↓
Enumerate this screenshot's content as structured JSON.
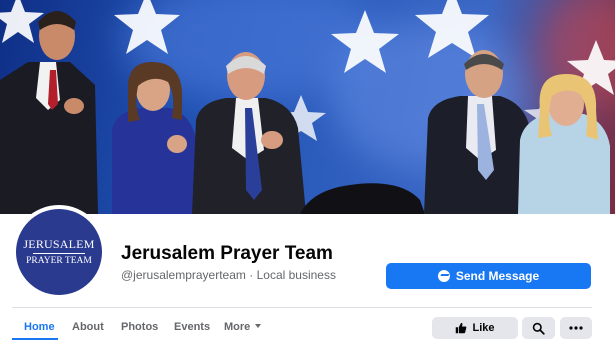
{
  "page": {
    "name": "Jerusalem Prayer Team",
    "handle": "@jerusalemprayerteam",
    "separator": "·",
    "category": "Local business"
  },
  "avatar": {
    "line1": "JERUSALEM",
    "line2": "PRAYER TEAM"
  },
  "actions": {
    "send_message": "Send Message",
    "like": "Like"
  },
  "tabs": [
    {
      "label": "Home",
      "active": true
    },
    {
      "label": "About",
      "active": false
    },
    {
      "label": "Photos",
      "active": false
    },
    {
      "label": "Events",
      "active": false
    },
    {
      "label": "More",
      "active": false
    }
  ],
  "colors": {
    "accent": "#1877f2",
    "avatar_bg": "#2a3a8f",
    "button_gray": "#e4e6eb"
  },
  "icons": [
    "messenger-icon",
    "thumbs-up-icon",
    "search-icon",
    "more-dots-icon",
    "chevron-down-icon"
  ]
}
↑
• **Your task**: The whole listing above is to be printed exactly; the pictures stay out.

• **Result for this exercise**:
Enumerate this screenshot's content as structured JSON.
{
  "page": {
    "name": "Jerusalem Prayer Team",
    "handle": "@jerusalemprayerteam",
    "separator": "·",
    "category": "Local business"
  },
  "avatar": {
    "line1": "JERUSALEM",
    "line2": "PRAYER TEAM"
  },
  "actions": {
    "send_message": "Send Message",
    "like": "Like"
  },
  "tabs": [
    {
      "label": "Home",
      "active": true
    },
    {
      "label": "About",
      "active": false
    },
    {
      "label": "Photos",
      "active": false
    },
    {
      "label": "Events",
      "active": false
    },
    {
      "label": "More",
      "active": false
    }
  ],
  "colors": {
    "accent": "#1877f2",
    "avatar_bg": "#2a3a8f",
    "button_gray": "#e4e6eb"
  },
  "icons": [
    "messenger-icon",
    "thumbs-up-icon",
    "search-icon",
    "more-dots-icon",
    "chevron-down-icon"
  ]
}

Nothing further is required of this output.